An Earthquake Recovery Support Program beneficiary operates the lightweight and versatile mini-tiller, which is easier and more cost-effective than using bullocks to plough fields. Photo: P. Lowe/CIMMYT
Since the program’s beginning in June 2015 a suite of agricultural assets including mini-tillers and other farm machines, seed and grain storage facilities, agricultural hand tools, technical training and agronomy support have been implemented through its completion this September. Beneficiaries came from across eight of the most risk-prone affected districts in Nepal.
Last year’s earthquake seriously undermined Nepal’s food security with losses estimated at more than $280 million in the agriculture sector alone. Nearly two-thirds of the country’s population relies on agriculture for their livelihood, which has made it even tougher for farmers affected by the earthquake. The quakes destroyed grain and seed stockpiles, killed and injured livestock, wrecked tools and implements and collapsed regional irrigation and agricultural markets’ infrastructure.
While the program’s monitoring and evaluation activities are still underway, initial estimated impacts show the storage bags and cocoons distributed are expected to save about 2,700 tons of grain and seed. In addition, agricultural hand tools have helped sustainable agriculture take hold, and agronomy guides have provided information on new production technologies and management practices. Distributed mini-tillers can also cover 700 hectares of land, reducing drudgery for women in particular due to their light weight. Mechanics trained by the program also ensure mini-tillers will be repaired and available locally, which encourages continued demand for the machines.

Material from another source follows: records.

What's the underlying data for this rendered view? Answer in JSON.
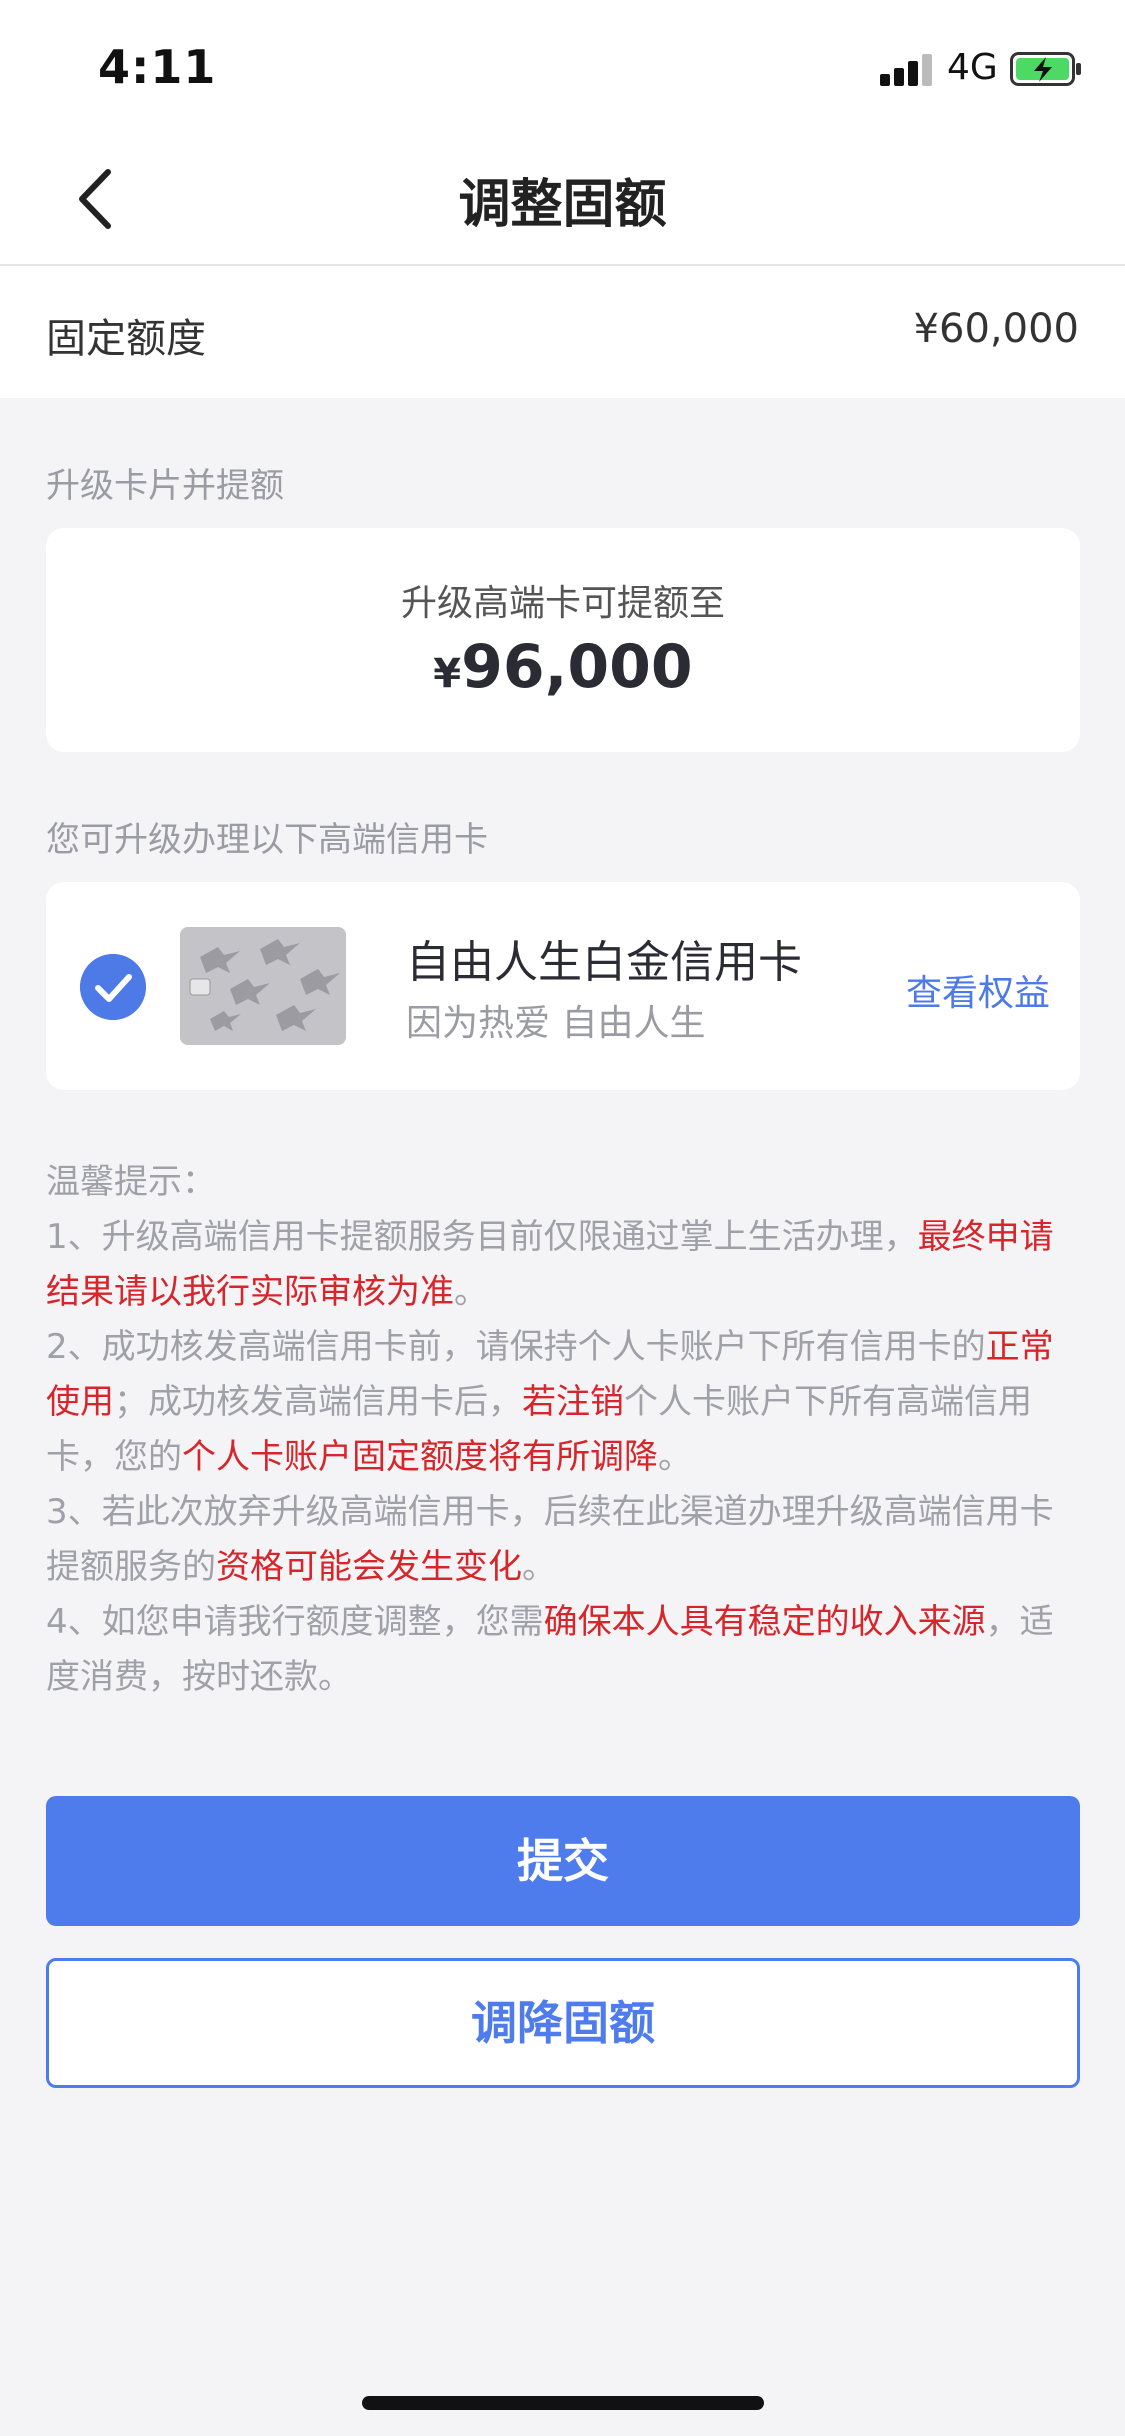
{
  "status_bar": {
    "time": "4:11",
    "network": "4G"
  },
  "nav": {
    "title": "调整固额"
  },
  "quota": {
    "label": "固定额度",
    "value": "¥60,000"
  },
  "upgrade_section": {
    "label": "升级卡片并提额",
    "caption": "升级高端卡可提额至",
    "currency": "¥",
    "amount": "96,000"
  },
  "cards_section": {
    "label": "您可升级办理以下高端信用卡"
  },
  "card": {
    "name": "自由人生白金信用卡",
    "slogan": "因为热爱 自由人生",
    "benefits_link": "查看权益",
    "selected": true
  },
  "tips": {
    "title": "温馨提示：",
    "t1_a": "1、升级高端信用卡提额服务目前仅限通过掌上生活办理，",
    "t1_b": "最终申请结果请以我行实际审核为准",
    "t1_c": "。",
    "t2_a": "2、成功核发高端信用卡前，请保持个人卡账户下所有信用卡的",
    "t2_b": "正常使用",
    "t2_c": "；成功核发高端信用卡后，",
    "t2_d": "若注销",
    "t2_e": "个人卡账户下所有高端信用卡，您的",
    "t2_f": "个人卡账户固定额度将有所调降",
    "t2_g": "。",
    "t3_a": "3、若此次放弃升级高端信用卡，后续在此渠道办理升级高端信用卡提额服务的",
    "t3_b": "资格可能会发生变化",
    "t3_c": "。",
    "t4_a": "4、如您申请我行额度调整，您需",
    "t4_b": "确保本人具有稳定的收入来源",
    "t4_c": "，适度消费，按时还款。"
  },
  "buttons": {
    "submit": "提交",
    "lower_quota": "调降固额"
  },
  "colors": {
    "accent": "#4f7cec",
    "warning_red": "#d7262b",
    "background": "#f4f4f6"
  }
}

CIMMYT Director General Martin Kropff, observes a mini-tiller in operation during his visit in March this year to Nuwakot, one of the districts benefiting from the Earthquake Recovery Support Program in Nepal. Photo: A. Rai/CIMMYT

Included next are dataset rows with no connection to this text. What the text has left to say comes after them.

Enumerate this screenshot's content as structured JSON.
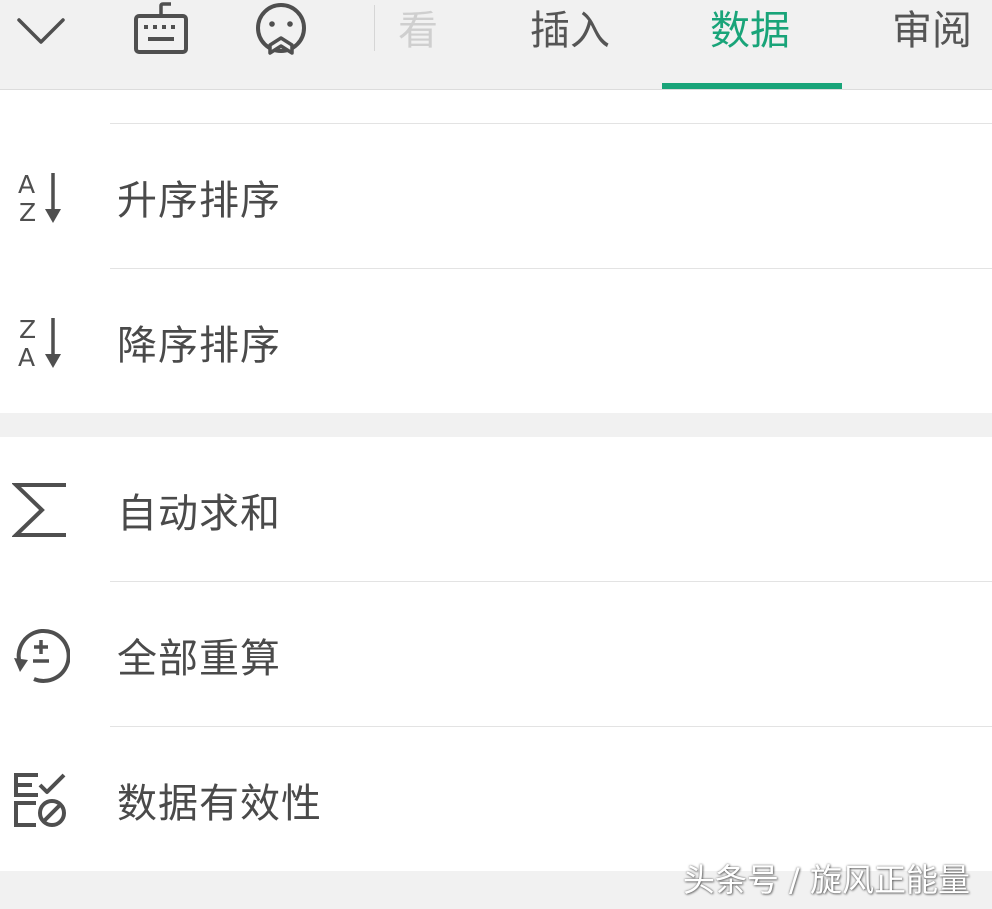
{
  "toolbar": {
    "icons": {
      "collapse": "chevron-down-icon",
      "keyboard": "keyboard-icon",
      "emoji": "emoji-icon"
    },
    "tabs": [
      {
        "label": "看",
        "state": "partially-hidden"
      },
      {
        "label": "插入",
        "state": "normal"
      },
      {
        "label": "数据",
        "state": "active"
      },
      {
        "label": "审阅",
        "state": "normal"
      }
    ]
  },
  "menu": {
    "group1": [
      {
        "label": "升序排序",
        "icon": "sort-ascending-icon"
      },
      {
        "label": "降序排序",
        "icon": "sort-descending-icon"
      }
    ],
    "group2": [
      {
        "label": "自动求和",
        "icon": "sum-icon"
      },
      {
        "label": "全部重算",
        "icon": "recalculate-icon"
      },
      {
        "label": "数据有效性",
        "icon": "data-validation-icon"
      }
    ]
  },
  "watermark": "头条号 / 旋风正能量",
  "colors": {
    "accent": "#19a479",
    "toolbar_bg": "#f1f1f1",
    "text": "#4a4a4a",
    "icon": "#4f4f4f",
    "divider": "#e3e3e3"
  }
}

Subarna Bhandari, one of the recipients from Sindhupalchowk district, operated his mini-tiller for a total of 120 hours, earning approximately $540 within 3 months. The combined 8 machines that were distributed in his area would therefore help the recipients earn over $4,000. Another beneficiary previously needed three pairs of bullocks for two rounds of plowing at a cost of roughly $60. Thanks to the mini-tiller, the same activity now only costs $14.
“Keeping cattle for farm labor is costly and tedious because they need feed and fodder throughout the year, even when they are not in use,” says Mitra Shrestha, a farmer from Nuwakot district. “However, the mini-tiller needs fuel only when it is being used. In one hour the machine can cultivate an area that would require a pair of cattle to work an entire day,” she adds.

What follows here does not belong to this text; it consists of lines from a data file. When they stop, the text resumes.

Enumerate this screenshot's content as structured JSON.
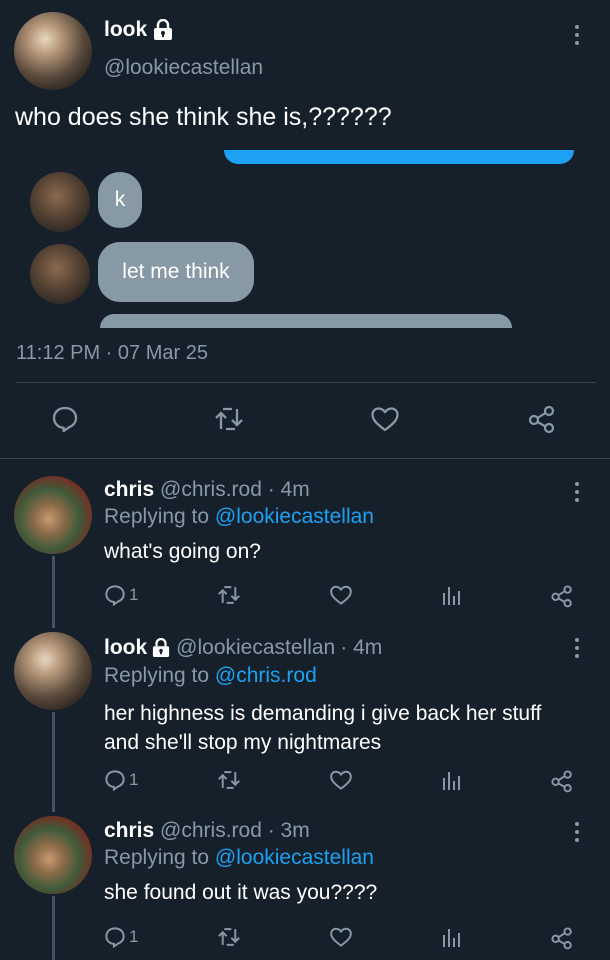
{
  "main_tweet": {
    "name": "look",
    "handle": "@lookiecastellan",
    "text": "who does she think she is,??????",
    "messages": [
      "k",
      "let me think"
    ],
    "timestamp": "11:12 PM · 07 Mar 25",
    "actions": [
      "reply-icon",
      "retweet-icon",
      "like-icon",
      "share-icon"
    ]
  },
  "replies": [
    {
      "name": "chris",
      "handle": "@chris.rod",
      "time": "· 4m",
      "replying_prefix": "Replying to",
      "replying_to": "@lookiecastellan",
      "text": "what's going on?",
      "reply_count": "1"
    },
    {
      "name": "look",
      "handle": "@lookiecastellan",
      "time": "· 4m",
      "replying_prefix": "Replying to",
      "replying_to": "@chris.rod",
      "text_line1": "her highness is demanding i give back her stuff",
      "text_line2": "and she'll stop my nightmares",
      "reply_count": "1"
    },
    {
      "name": "chris",
      "handle": "@chris.rod",
      "time": "· 3m",
      "replying_prefix": "Replying to",
      "replying_to": "@lookiecastellan",
      "text": "she found out it was you????",
      "reply_count": "1"
    }
  ],
  "colors": {
    "background": "#15202b",
    "accent": "#1da1f2",
    "muted": "#8899a6",
    "divider": "#38444d"
  }
}
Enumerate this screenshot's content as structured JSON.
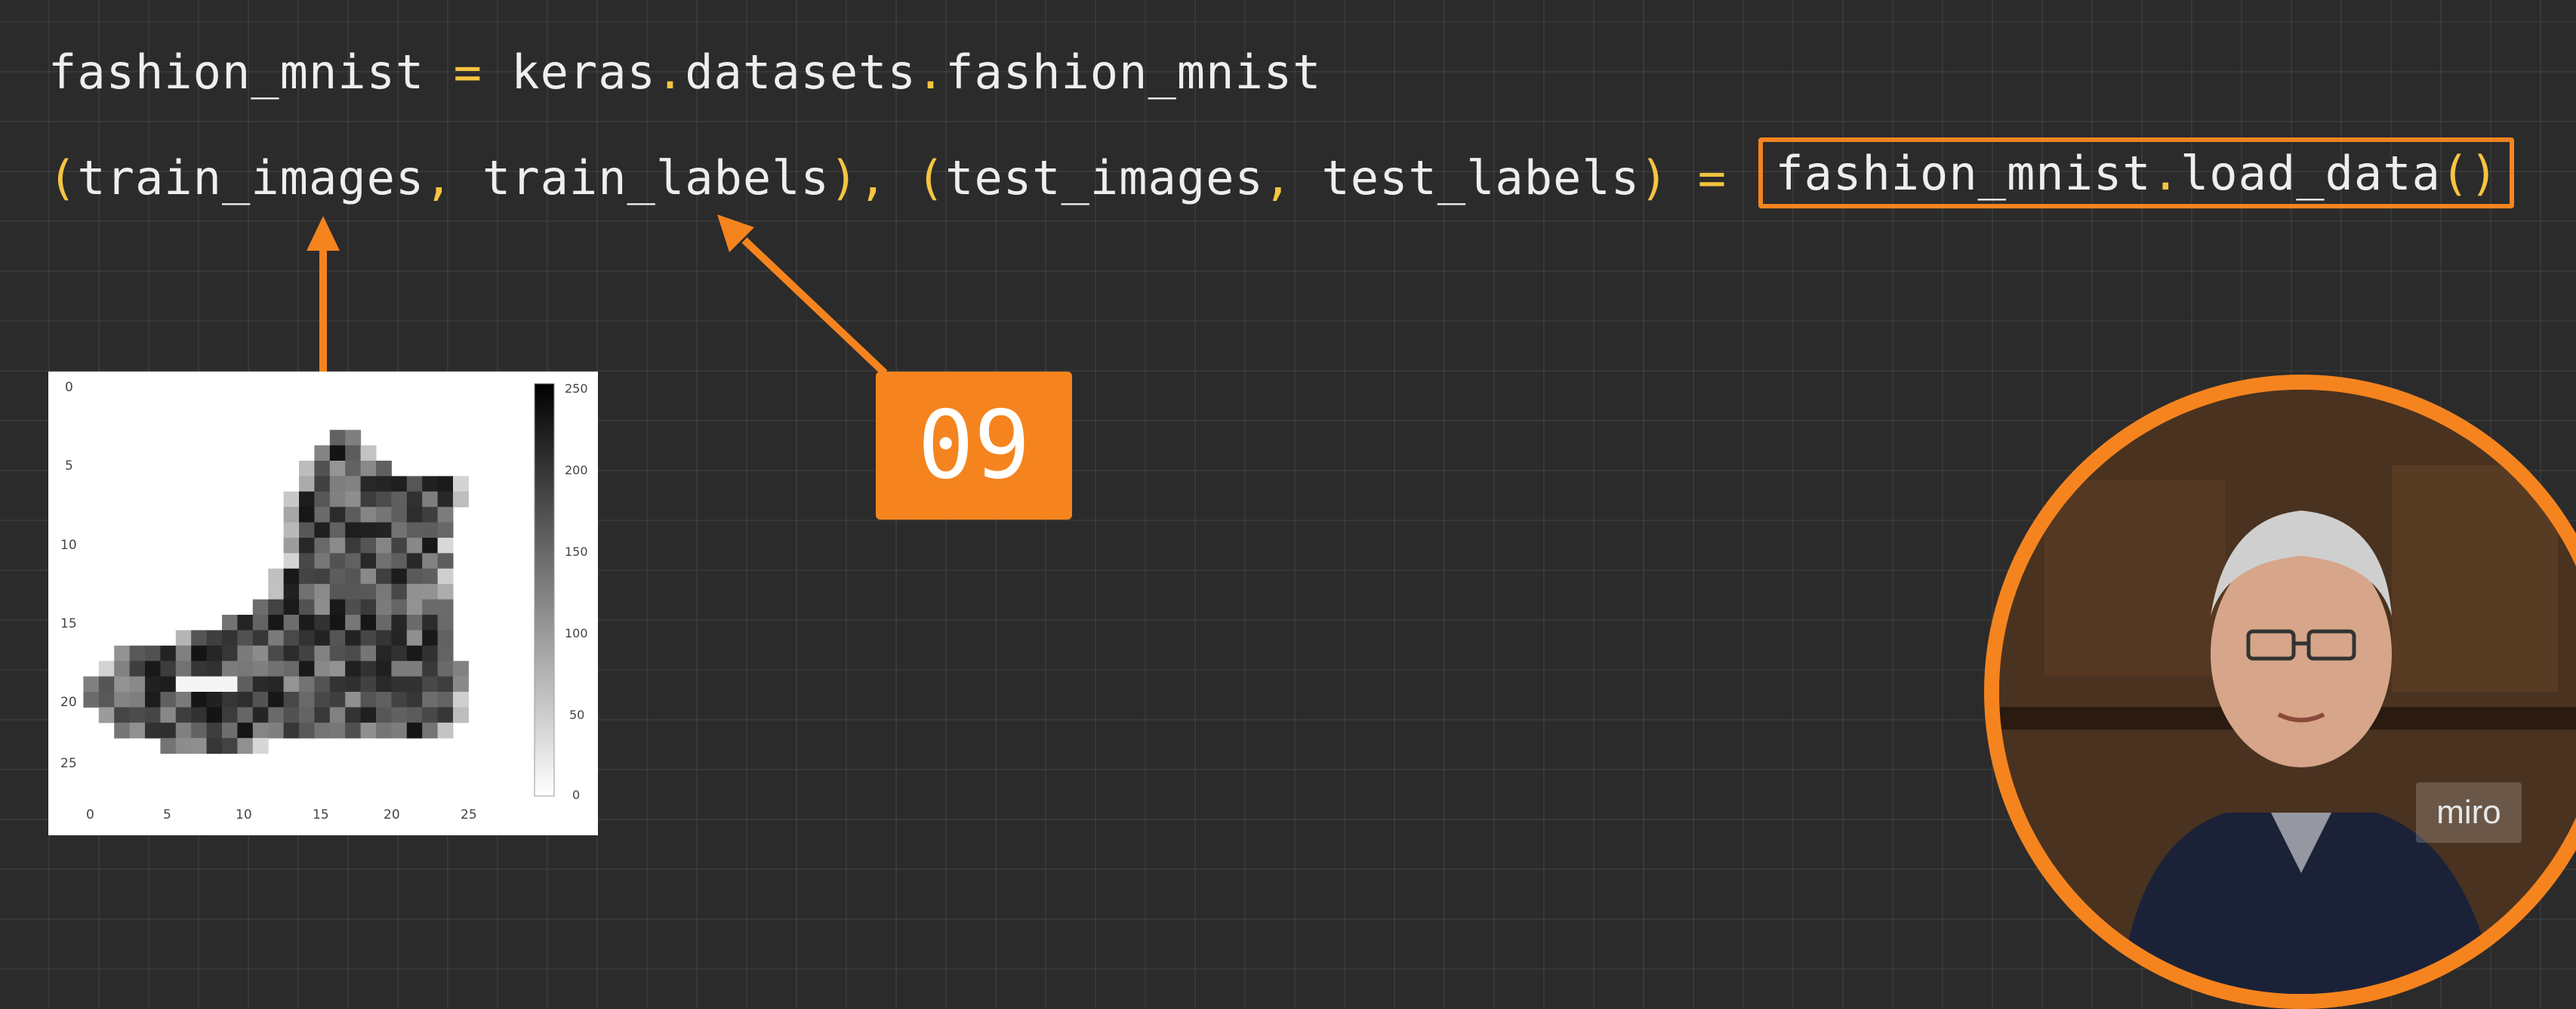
{
  "code": {
    "line1": {
      "var": "fashion_mnist",
      "eq": "=",
      "mod1": "keras",
      "dot": ".",
      "mod2": "datasets",
      "attr": "fashion_mnist"
    },
    "line2": {
      "open_paren": "(",
      "close_paren": ")",
      "comma": ",",
      "train_images": "train_images",
      "train_labels": "train_labels",
      "test_images": "test_images",
      "test_labels": "test_labels",
      "eq": "=",
      "call_obj": "fashion_mnist",
      "dot": ".",
      "call_fn": "load_data",
      "call_parens": "()"
    }
  },
  "badge": {
    "label": "09"
  },
  "image": {
    "description_type": "pixel-art boot",
    "y_ticks": [
      "0",
      "5",
      "10",
      "15",
      "20",
      "25"
    ],
    "x_ticks": [
      "0",
      "5",
      "10",
      "15",
      "20",
      "25"
    ],
    "colorbar_ticks": [
      "250",
      "200",
      "150",
      "100",
      "50",
      "0"
    ]
  },
  "watermark": {
    "label": "miro"
  },
  "colors": {
    "background": "#2b2b2b",
    "code_text": "#eeeeee",
    "punctuation": "#f6c441",
    "accent": "#f5841f"
  },
  "icons": {
    "arrow_up": "arrow-up-icon",
    "arrow_diag": "arrow-diagonal-icon"
  }
}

Shrestha uses the surplus time she can now spare for vegetable farming and other household chores. “In fact, I now also use the mini-tiller for land preparation of potatoes, since it can till deeper and make ridges.”
Beyond the earthquake program, CSISA is moving some of its activities into these districts so that it can build upon the momentum created around scale-appropriate mechanization over the last year. The Nepal Seed and Fertilizer project, led by CIMMYT, also works in the earthquake zone.